TASK: Report each line of the records below that holds the word "translate".

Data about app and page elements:
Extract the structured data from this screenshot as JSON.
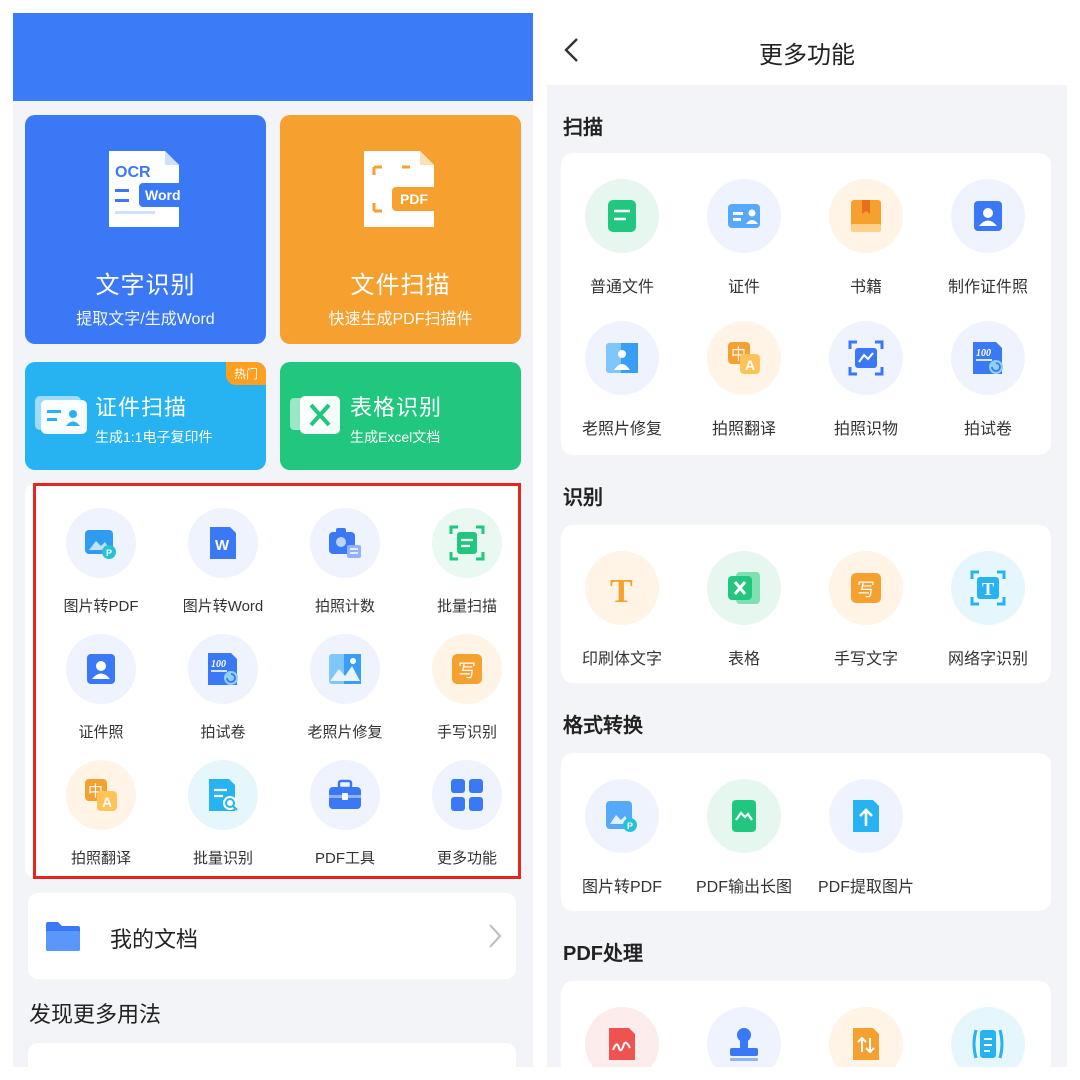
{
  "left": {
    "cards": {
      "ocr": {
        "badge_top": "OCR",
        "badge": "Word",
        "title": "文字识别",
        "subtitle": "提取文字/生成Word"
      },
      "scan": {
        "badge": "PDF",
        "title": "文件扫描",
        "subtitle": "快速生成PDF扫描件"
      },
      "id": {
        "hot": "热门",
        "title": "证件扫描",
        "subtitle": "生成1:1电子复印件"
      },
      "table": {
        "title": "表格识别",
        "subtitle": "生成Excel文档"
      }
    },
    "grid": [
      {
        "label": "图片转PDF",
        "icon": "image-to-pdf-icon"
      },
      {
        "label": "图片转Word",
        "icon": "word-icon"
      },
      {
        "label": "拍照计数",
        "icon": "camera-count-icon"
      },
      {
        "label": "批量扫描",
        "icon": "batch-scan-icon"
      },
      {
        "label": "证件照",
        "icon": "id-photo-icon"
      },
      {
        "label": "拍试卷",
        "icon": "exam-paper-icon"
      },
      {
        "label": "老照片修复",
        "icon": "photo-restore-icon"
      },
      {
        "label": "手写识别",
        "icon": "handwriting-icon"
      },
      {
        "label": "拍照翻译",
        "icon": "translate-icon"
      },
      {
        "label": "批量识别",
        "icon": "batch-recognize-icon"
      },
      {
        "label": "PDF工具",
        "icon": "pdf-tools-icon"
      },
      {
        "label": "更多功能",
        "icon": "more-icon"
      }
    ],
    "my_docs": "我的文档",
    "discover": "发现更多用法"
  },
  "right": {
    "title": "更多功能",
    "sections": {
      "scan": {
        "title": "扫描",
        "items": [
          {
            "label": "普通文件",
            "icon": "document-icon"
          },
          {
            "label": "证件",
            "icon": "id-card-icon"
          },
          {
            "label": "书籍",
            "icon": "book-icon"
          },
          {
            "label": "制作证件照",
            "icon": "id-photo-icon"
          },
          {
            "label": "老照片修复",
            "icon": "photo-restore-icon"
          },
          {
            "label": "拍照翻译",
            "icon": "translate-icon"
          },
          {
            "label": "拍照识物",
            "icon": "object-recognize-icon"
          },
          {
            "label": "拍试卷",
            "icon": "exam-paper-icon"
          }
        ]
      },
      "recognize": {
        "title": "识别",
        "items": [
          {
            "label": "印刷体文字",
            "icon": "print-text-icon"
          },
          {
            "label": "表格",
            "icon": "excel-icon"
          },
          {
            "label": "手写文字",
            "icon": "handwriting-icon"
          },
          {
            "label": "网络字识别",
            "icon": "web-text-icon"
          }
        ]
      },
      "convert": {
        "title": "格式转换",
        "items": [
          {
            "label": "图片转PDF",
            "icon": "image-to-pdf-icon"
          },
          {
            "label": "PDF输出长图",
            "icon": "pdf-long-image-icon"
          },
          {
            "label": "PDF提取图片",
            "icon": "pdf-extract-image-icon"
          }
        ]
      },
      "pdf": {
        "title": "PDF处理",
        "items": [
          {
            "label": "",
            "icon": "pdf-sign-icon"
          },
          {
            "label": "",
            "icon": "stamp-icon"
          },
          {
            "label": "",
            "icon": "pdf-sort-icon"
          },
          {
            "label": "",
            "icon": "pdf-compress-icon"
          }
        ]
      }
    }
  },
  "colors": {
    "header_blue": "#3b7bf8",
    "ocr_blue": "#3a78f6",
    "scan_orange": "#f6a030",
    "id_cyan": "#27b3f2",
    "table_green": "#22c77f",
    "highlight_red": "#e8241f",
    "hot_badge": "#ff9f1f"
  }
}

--

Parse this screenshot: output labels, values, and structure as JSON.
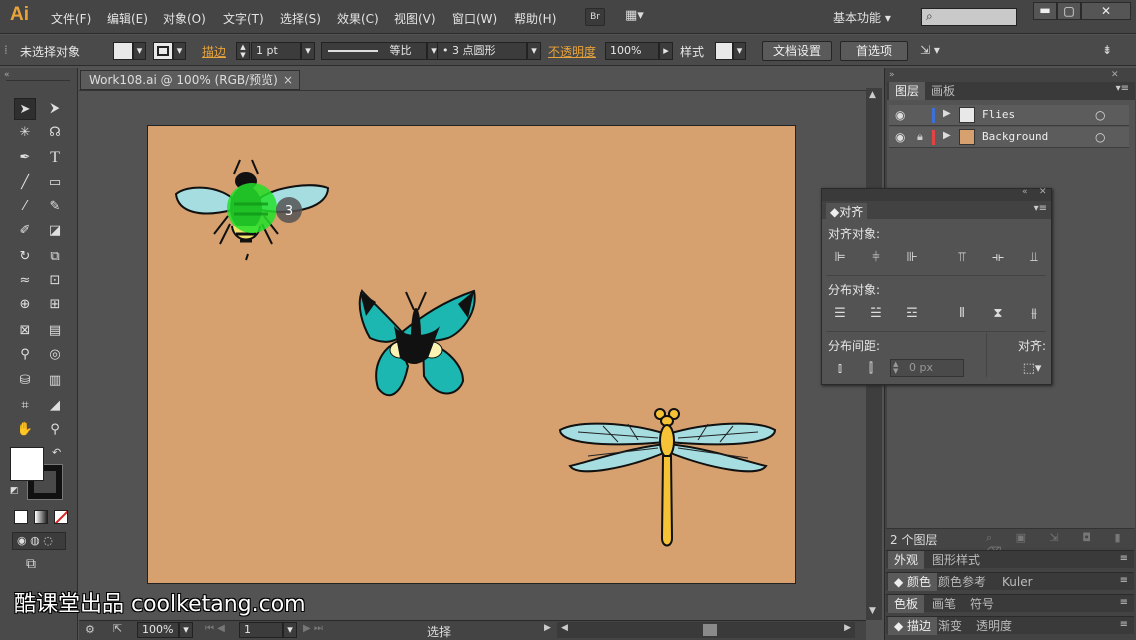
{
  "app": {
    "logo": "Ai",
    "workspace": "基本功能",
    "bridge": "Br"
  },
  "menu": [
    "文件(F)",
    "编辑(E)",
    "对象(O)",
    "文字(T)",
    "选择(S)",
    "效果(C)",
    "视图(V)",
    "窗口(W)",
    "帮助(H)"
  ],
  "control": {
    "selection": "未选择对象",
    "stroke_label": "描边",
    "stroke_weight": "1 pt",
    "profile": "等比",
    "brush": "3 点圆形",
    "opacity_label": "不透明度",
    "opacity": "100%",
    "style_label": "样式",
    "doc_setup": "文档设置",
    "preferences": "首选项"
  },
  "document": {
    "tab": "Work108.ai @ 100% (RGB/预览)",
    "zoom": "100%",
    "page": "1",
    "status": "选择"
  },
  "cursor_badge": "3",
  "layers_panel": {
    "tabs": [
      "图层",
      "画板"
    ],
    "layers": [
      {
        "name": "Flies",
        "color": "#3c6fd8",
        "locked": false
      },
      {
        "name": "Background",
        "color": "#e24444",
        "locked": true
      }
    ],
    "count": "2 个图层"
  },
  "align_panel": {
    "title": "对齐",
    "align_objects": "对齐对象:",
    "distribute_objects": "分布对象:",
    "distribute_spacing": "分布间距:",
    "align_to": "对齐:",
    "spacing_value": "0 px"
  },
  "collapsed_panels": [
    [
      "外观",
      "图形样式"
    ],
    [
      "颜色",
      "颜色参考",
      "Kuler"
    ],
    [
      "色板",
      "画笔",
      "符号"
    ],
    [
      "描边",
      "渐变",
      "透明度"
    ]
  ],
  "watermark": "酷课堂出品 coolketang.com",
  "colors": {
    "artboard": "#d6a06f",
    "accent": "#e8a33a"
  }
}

FINISHED EXERCISE:
        "icon": "translate-icon"
            "icon": "translate-icon"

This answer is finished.